Poker is a card game in which players wager on the outcome of hands. It is a family of games played worldwide and has varying rules, depending on the specific game being played.
The game is played at a table with a deck of cards and chips. Each player receives one card face down and a second card face up. The cards are then dealt in turn, with a betting round in between each deal. The pot is won by the player with the highest hand after all the betting has been done.
There are many different variations of the game, but all involve a standard set of cards and a betting round in which each player’s hand is revealed. These cards are not ranked in order of strength, and each hand is judged by its value.
In the United States, a game called Texas hold ’em is the most popular form of poker. It is played with a deck of 52 cards.
Some of the most common poker hands are pair, straight, flush and full house.

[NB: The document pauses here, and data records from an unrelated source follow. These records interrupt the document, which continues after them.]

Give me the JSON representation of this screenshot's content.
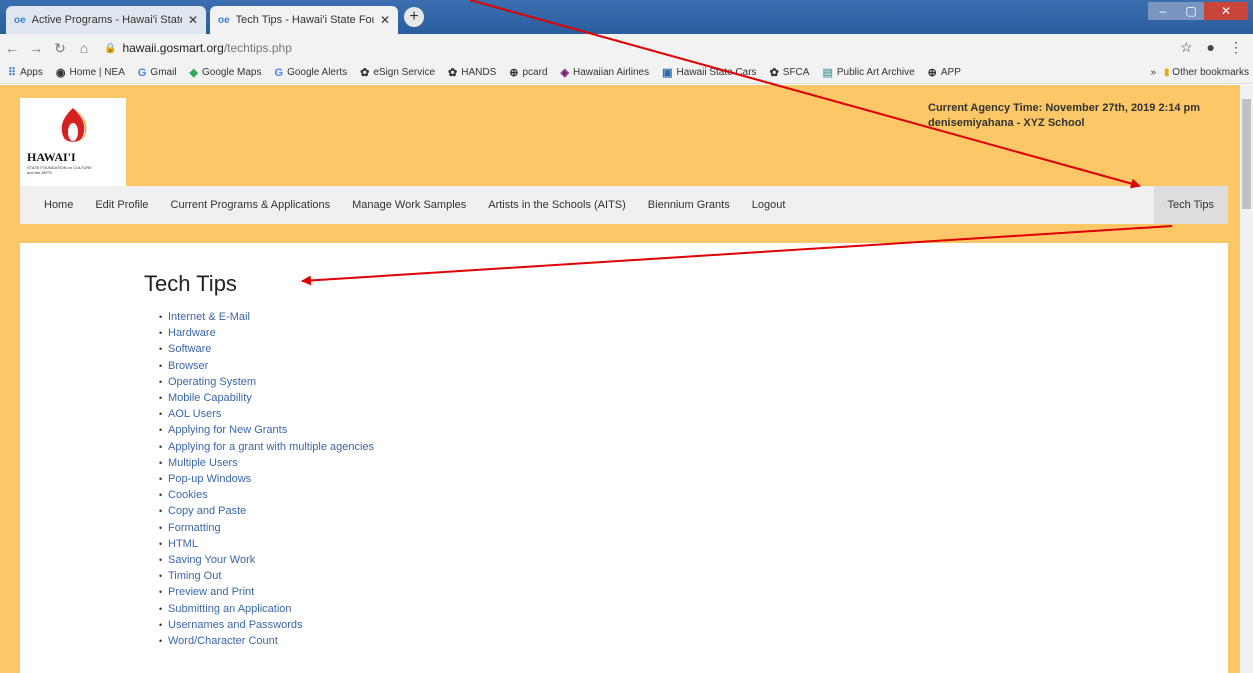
{
  "browser": {
    "tabs": [
      {
        "label": "Active Programs - Hawai'i State F",
        "favicon": "oe"
      },
      {
        "label": "Tech Tips - Hawai'i State Founda",
        "favicon": "oe"
      }
    ],
    "new_tab": "+",
    "url_host": "hawaii.gosmart.org",
    "url_path": "/techtips.php",
    "bookmarks": [
      {
        "icon": "apps-icon",
        "label": "Apps"
      },
      {
        "icon": "nea-icon",
        "label": "Home | NEA"
      },
      {
        "icon": "google-icon",
        "label": "Gmail"
      },
      {
        "icon": "maps-icon",
        "label": "Google Maps"
      },
      {
        "icon": "google-icon",
        "label": "Google Alerts"
      },
      {
        "icon": "gear-icon",
        "label": "eSign Service"
      },
      {
        "icon": "gear-icon",
        "label": "HANDS"
      },
      {
        "icon": "globe-icon",
        "label": "pcard"
      },
      {
        "icon": "airline-icon",
        "label": "Hawaiian Airlines"
      },
      {
        "icon": "car-icon",
        "label": "Hawaii State Cars"
      },
      {
        "icon": "gear-icon",
        "label": "SFCA"
      },
      {
        "icon": "archive-icon",
        "label": "Public Art Archive"
      },
      {
        "icon": "globe-icon",
        "label": "APP"
      }
    ],
    "more_bookmarks": "»",
    "other_bookmarks": "Other bookmarks"
  },
  "header": {
    "logo_word": "HAWAI'I",
    "logo_sub": "STATE FOUNDATION on CULTURE and the ARTS",
    "agency_time": "Current Agency Time: November 27th, 2019 2:14 pm",
    "user": "denisemiyahana - XYZ School"
  },
  "nav": {
    "items": [
      "Home",
      "Edit Profile",
      "Current Programs & Applications",
      "Manage Work Samples",
      "Artists in the Schools (AITS)",
      "Biennium Grants",
      "Logout"
    ],
    "right_item": "Tech Tips"
  },
  "main": {
    "title": "Tech Tips",
    "tips": [
      "Internet & E-Mail",
      "Hardware",
      "Software",
      "Browser",
      "Operating System",
      "Mobile Capability",
      "AOL Users",
      "Applying for New Grants",
      "Applying for a grant with multiple agencies",
      "Multiple Users",
      "Pop-up Windows",
      "Cookies",
      "Copy and Paste",
      "Formatting",
      "HTML",
      "Saving Your Work",
      "Timing Out",
      "Preview and Print",
      "Submitting an Application",
      "Usernames and Passwords",
      "Word/Character Count"
    ]
  },
  "colors": {
    "header_bg": "#fcc766",
    "link": "#3a67a8",
    "annotation_arrow": "#e00000"
  }
}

The best straight is suited Q-J-T-K; the highest possible flush is 7-5-4-3-2 in two or more suits; and a full house is a three of a kind plus a pair.
The first thing you should do when you play poker is to study the game and understand how it works. This will help you become a more successful poker player.
A good strategy for beginners is to start playing in low-stakes games and hone your skills before moving up to higher stakes. This will allow you to gain experience before jumping into tournaments, and will give you a better understanding of the game.
You should also focus on improving your strategy by reading poker books and studying the game. These books will provide you with a wealth of information about how the game works, but you must come up with your own strategy and tweak it to suit your style of play.
Remember that poker is a fast-changing game, and you need to change your strategies constantly. If you are not willing to do this, your chances of winning are incredibly slim.
When you are a beginner, it is important to keep your emotions under control. You should never get upset or lose your cool if you are losing because it can affect your decision making and ultimately lead to losing more money than you would have otherwise.
If you have an emotional reaction to a loss, it’s time to stop playing and take some steps to calm down. This will help you get back on track and be able to make good decisions at the table.
Choosing to play against players who are less skilled than you can also be an excellent strategy, since it can improve your win rate and help you move up the stakes quicker. This is especially true in smaller games, which are easier to win in.
You should also always have a clear goal in mind, whether it is to beat a certain number of players or to earn a particular amount of money. Keeping these goals in mind will help you stay focused and determined during the course of the game.